Directions for this task> Your response should be every line of the data, written out exactly.

Component data from apps and pages
---*---
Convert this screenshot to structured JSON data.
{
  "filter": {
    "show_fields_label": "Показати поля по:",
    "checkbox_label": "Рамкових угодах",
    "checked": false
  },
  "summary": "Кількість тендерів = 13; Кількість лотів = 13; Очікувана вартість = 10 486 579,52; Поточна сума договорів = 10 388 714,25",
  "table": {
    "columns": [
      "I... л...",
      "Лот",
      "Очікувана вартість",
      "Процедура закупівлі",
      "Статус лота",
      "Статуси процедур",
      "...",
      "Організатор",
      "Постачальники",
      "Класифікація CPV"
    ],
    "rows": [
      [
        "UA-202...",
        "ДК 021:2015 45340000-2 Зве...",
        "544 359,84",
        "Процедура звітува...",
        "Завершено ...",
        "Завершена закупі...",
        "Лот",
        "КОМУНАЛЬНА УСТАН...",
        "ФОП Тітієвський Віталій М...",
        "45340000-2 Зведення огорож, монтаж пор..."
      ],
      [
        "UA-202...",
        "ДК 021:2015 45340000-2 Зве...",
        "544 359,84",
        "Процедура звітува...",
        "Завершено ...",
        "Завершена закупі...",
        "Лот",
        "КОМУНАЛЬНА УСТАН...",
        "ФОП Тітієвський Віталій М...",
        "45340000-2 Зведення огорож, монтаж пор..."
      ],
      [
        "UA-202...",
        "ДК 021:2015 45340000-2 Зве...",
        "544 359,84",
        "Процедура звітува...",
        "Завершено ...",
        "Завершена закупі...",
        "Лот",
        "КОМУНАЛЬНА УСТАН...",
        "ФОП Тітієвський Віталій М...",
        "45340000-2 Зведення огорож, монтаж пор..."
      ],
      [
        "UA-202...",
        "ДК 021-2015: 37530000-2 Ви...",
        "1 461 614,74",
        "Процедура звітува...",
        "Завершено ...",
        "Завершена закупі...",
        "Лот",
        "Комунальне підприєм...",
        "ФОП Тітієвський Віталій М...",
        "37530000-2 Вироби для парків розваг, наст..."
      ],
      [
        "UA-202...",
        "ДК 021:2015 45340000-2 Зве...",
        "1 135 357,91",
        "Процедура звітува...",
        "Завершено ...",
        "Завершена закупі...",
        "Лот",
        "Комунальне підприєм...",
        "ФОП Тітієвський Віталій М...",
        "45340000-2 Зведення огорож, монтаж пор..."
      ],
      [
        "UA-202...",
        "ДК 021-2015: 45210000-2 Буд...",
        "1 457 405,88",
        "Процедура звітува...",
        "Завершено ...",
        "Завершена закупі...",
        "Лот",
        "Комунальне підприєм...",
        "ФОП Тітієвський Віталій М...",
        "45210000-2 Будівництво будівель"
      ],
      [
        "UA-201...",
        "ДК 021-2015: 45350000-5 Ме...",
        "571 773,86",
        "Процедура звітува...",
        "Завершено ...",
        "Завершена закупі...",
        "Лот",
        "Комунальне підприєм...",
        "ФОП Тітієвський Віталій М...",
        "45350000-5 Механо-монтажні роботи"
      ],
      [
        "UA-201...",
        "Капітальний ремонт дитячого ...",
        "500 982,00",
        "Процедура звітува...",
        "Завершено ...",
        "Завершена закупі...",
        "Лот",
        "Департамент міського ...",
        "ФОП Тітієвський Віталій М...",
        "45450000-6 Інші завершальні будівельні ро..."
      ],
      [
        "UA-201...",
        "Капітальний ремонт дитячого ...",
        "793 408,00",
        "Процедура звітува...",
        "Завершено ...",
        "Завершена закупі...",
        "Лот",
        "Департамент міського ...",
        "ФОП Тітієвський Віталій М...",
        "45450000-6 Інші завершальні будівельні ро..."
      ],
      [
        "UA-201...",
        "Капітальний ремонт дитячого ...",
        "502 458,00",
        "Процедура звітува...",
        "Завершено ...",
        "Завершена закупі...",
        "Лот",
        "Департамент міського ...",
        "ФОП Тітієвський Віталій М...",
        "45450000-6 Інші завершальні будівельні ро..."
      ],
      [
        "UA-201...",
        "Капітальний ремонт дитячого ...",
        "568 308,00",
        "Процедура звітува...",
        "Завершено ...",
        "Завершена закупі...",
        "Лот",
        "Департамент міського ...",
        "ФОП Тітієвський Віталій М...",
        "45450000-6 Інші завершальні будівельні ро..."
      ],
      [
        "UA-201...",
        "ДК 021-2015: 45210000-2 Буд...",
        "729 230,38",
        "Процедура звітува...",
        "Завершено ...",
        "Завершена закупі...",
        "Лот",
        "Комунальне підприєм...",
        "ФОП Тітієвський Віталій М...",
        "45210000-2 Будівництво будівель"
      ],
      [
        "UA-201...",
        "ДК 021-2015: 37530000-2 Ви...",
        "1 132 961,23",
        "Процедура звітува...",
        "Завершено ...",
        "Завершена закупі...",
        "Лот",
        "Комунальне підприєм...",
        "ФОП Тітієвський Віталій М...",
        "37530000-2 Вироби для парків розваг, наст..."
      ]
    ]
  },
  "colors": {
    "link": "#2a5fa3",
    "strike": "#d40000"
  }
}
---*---
Your solution>
Convert this screenshot to structured JSON data.
{
  "filter": {
    "show_fields_label": "Показати поля по:",
    "checkbox_label": "Рамкових угодах",
    "checked": false
  },
  "summary": "Кількість тендерів = 13; Кількість лотів = 13; Очікувана вартість = 10 486 579,52; Поточна сума договорів = 10 388 714,25",
  "table": {
    "columns": [
      "I... л...",
      "Лот",
      "Очікувана вартість",
      "Процедура закупівлі",
      "Статус лота",
      "Статуси процедур",
      "...",
      "Організатор",
      "Постачальники",
      "Класифікація CPV"
    ],
    "rows": [
      [
        "UA-202...",
        "ДК 021:2015 45340000-2 Зве...",
        "544 359,84",
        "Процедура звітува...",
        "Завершено ...",
        "Завершена закупі...",
        "Лот",
        "КОМУНАЛЬНА УСТАН...",
        "ФОП Тітієвський Віталій М...",
        "45340000-2 Зведення огорож, монтаж пор..."
      ],
      [
        "UA-202...",
        "ДК 021:2015 45340000-2 Зве...",
        "544 359,84",
        "Процедура звітува...",
        "Завершено ...",
        "Завершена закупі...",
        "Лот",
        "КОМУНАЛЬНА УСТАН...",
        "ФОП Тітієвський Віталій М...",
        "45340000-2 Зведення огорож, монтаж пор..."
      ],
      [
        "UA-202...",
        "ДК 021:2015 45340000-2 Зве...",
        "544 359,84",
        "Процедура звітува...",
        "Завершено ...",
        "Завершена закупі...",
        "Лот",
        "КОМУНАЛЬНА УСТАН...",
        "ФОП Тітієвський Віталій М...",
        "45340000-2 Зведення огорож, монтаж пор..."
      ],
      [
        "UA-202...",
        "ДК 021-2015: 37530000-2 Ви...",
        "1 461 614,74",
        "Процедура звітува...",
        "Завершено ...",
        "Завершена закупі...",
        "Лот",
        "Комунальне підприєм...",
        "ФОП Тітієвський Віталій М...",
        "37530000-2 Вироби для парків розваг, наст..."
      ],
      [
        "UA-202...",
        "ДК 021:2015 45340000-2 Зве...",
        "1 135 357,91",
        "Процедура звітува...",
        "Завершено ...",
        "Завершена закупі...",
        "Лот",
        "Комунальне підприєм...",
        "ФОП Тітієвський Віталій М...",
        "45340000-2 Зведення огорож, монтаж пор..."
      ],
      [
        "UA-202...",
        "ДК 021-2015: 45210000-2 Буд...",
        "1 457 405,88",
        "Процедура звітува...",
        "Завершено ...",
        "Завершена закупі...",
        "Лот",
        "Комунальне підприєм...",
        "ФОП Тітієвський Віталій М...",
        "45210000-2 Будівництво будівель"
      ],
      [
        "UA-201...",
        "ДК 021-2015: 45350000-5 Ме...",
        "571 773,86",
        "Процедура звітува...",
        "Завершено ...",
        "Завершена закупі...",
        "Лот",
        "Комунальне підприєм...",
        "ФОП Тітієвський Віталій М...",
        "45350000-5 Механо-монтажні роботи"
      ],
      [
        "UA-201...",
        "Капітальний ремонт дитячого ...",
        "500 982,00",
        "Процедура звітува...",
        "Завершено ...",
        "Завершена закупі...",
        "Лот",
        "Департамент міського ...",
        "ФОП Тітієвський Віталій М...",
        "45450000-6 Інші завершальні будівельні ро..."
      ],
      [
        "UA-201...",
        "Капітальний ремонт дитячого ...",
        "793 408,00",
        "Процедура звітува...",
        "Завершено ...",
        "Завершена закупі...",
        "Лот",
        "Департамент міського ...",
        "ФОП Тітієвський Віталій М...",
        "45450000-6 Інші завершальні будівельні ро..."
      ],
      [
        "UA-201...",
        "Капітальний ремонт дитячого ...",
        "502 458,00",
        "Процедура звітува...",
        "Завершено ...",
        "Завершена закупі...",
        "Лот",
        "Департамент міського ...",
        "ФОП Тітієвський Віталій М...",
        "45450000-6 Інші завершальні будівельні ро..."
      ],
      [
        "UA-201...",
        "Капітальний ремонт дитячого ...",
        "568 308,00",
        "Процедура звітува...",
        "Завершено ...",
        "Завершена закупі...",
        "Лот",
        "Департамент міського ...",
        "ФОП Тітієвський Віталій М...",
        "45450000-6 Інші завершальні будівельні ро..."
      ],
      [
        "UA-201...",
        "ДК 021-2015: 45210000-2 Буд...",
        "729 230,38",
        "Процедура звітува...",
        "Завершено ...",
        "Завершена закупі...",
        "Лот",
        "Комунальне підприєм...",
        "ФОП Тітієвський Віталій М...",
        "45210000-2 Будівництво будівель"
      ],
      [
        "UA-201...",
        "ДК 021-2015: 37530000-2 Ви...",
        "1 132 961,23",
        "Процедура звітува...",
        "Завершено ...",
        "Завершена закупі...",
        "Лот",
        "Комунальне підприєм...",
        "ФОП Тітієвський Віталій М...",
        "37530000-2 Вироби для парків розваг, наст..."
      ]
    ]
  },
  "colors": {
    "link": "#2a5fa3",
    "strike": "#d40000"
  }
}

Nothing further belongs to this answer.